Geology and scenery
Viewed from the surrounding hills and valleys, the Cairngorms appear as a high, rounded hills incised by deep valleys. The Cairngorm Granite is associated with the largest continuous area of ground above 1000 m in Britain. The surrounding metamorphic rocks tend to be lower in elevation, although individual summits such as An Sgarsoch reach 1000 m OD. The contact between the granite and schists is often marked by a major break of slope, such as south of Beinn Bhrotain and Sgor Mhor but this break of slope also occurs within the granite on the north side of the hills and represents the inner margin of a former regional erosion surface (Linton, 1950).
The granite hills tend to be smooth and rounded, with dome-like summits studded with tors. The schist hills are more craggy, reflecting the fissile nature of these rocks and the plucking action of ice.
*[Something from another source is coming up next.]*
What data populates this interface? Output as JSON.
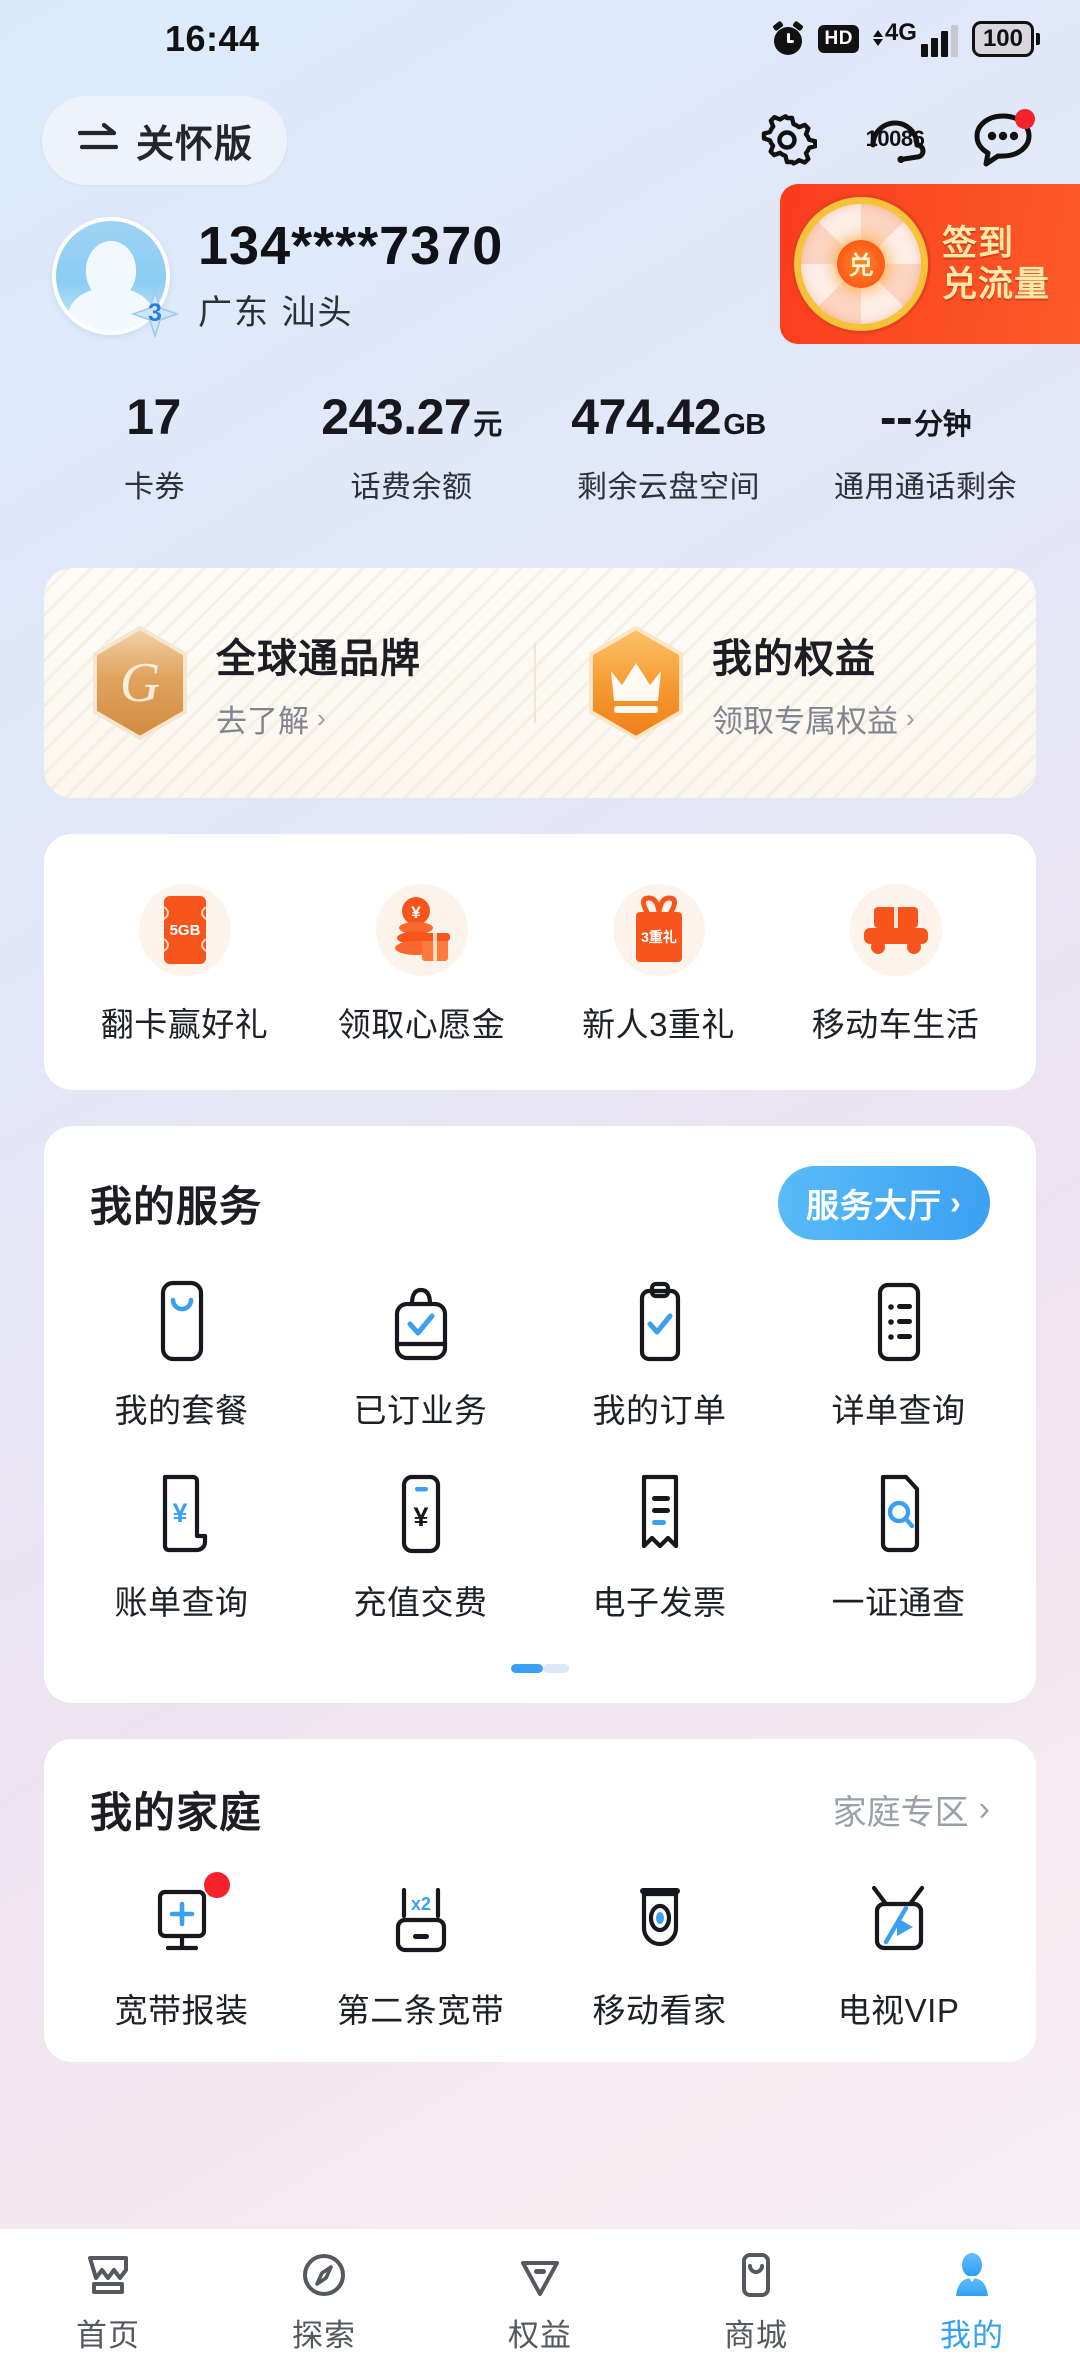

The folded Dalradian metamorphic rocks, in particular, give striking ridge and valley terrains east of the Cairngorms, where weathering and erosion has picked out differences in rock resistance over many millions of years.
Southern Cairngorms from Carn Bhac © Gavin Shaw